On the other hand, it is by no means clear whether the RMO is capable of causing contracts or agreements to become frustrated. As seen above, the doctrine of frustration is confined to very narrow circumstances. Much depends on the nature of the obligations to be performed under the said contract. For instance, the doctrine of frustration may be applicable to a contract where time is of the essence, a deadline to complete the contract falls within the RMO period (for example a musical concert which is to be held on a specific date), and there are no provisions stipulated in the contract to extend time for performance. On the other hand, however, a tenancy agreement (whether commercial or residential) is unlikely to become frustrated as the landlord’s relevant obligation is usually only to ensure that the tenant has possession and quiet enjoyment of the demised premises. In such circumstances, there is no radical change in the contractual obligations which would render the same to be impossible to perform, and accordingly frustration would not arise.

Therefore, it is advisable that a force majeure clause should as far as possible be included in contractual agreements, and also be drafted clearly to avoid any uncertainties and inconvenience in circumstances such as the current RMO. Such a clause should provide for specific timelines, notification or procedures to suspend contractual rights and/or obligations, and the contracting parties’ rights and remedies should a force majeure event occur and/or persist beyond the specified timelines The Singapore Court of Appeal in RDC Concrete Pte Ltd v Sato Kogya (S) Pte Ltd and another appeal [2007] SGCA 39 aptly observed as follows:-

“[54] The most important principle with respect to force majeure clauses entails, simultaneously, a rather specific factual inquiry: the precise construction of the clause is paramount as it would define the precise scope and ambit of the clause itself.
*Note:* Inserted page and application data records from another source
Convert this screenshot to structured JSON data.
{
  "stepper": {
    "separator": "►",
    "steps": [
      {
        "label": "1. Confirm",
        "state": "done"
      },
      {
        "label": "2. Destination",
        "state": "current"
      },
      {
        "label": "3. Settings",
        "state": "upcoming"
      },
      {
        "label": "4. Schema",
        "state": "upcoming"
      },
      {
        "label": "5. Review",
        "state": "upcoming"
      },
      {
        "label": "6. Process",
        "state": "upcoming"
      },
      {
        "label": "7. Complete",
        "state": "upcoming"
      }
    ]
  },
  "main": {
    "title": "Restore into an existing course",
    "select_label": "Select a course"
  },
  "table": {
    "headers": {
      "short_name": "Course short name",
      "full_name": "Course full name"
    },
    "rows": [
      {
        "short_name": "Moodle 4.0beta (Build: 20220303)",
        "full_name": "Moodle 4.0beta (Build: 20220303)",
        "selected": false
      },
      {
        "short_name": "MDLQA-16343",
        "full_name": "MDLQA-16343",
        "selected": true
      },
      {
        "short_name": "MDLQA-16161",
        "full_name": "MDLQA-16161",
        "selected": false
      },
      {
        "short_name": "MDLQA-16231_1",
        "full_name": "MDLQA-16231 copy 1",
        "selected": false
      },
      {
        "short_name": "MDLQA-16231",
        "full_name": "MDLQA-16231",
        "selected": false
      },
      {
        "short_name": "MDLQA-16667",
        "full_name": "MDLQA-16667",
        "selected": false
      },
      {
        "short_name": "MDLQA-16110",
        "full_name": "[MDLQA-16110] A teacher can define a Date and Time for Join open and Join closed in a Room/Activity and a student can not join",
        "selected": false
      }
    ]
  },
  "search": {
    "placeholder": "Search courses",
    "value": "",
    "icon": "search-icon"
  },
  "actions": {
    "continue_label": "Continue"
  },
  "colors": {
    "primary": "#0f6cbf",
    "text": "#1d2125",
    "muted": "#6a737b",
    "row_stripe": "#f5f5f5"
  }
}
The court is, in accordance with the principle of freedom of contract, to give full effect to the intention of the parties in so far as such a clause is concerned.” [Emphasis added]

The COVID-19 pandemic is a major and unprecedented event that exposes the lack of preparedness and resilience of many. It is clear that the government’s recent move to implement the nationwide RMO has caught the people of Malaysia completely off guard. As discussed above, it appears that inadequate drafting and/or omission to address certain contingencies or eventualities in the contracts could lead to uncertainty and hardship, which may ultimately result in serious implications for the contracting parties. Therefore, it is paramount that contracts should be cautiously drafted to address such situations. Uncertainty and inconvenience can be avoided by incorporating a well-drafted clause that clearly defines the events or circumstances that constitute force majeure, and how the rights and obligations of the parties will be modified or suspended accordingly. Contracting parties will then be able to properly manage the contractual risks between them, and to ensure that their respective rights and remedies are properly guarded under the contract in the event such unforeseen circumstances do occur.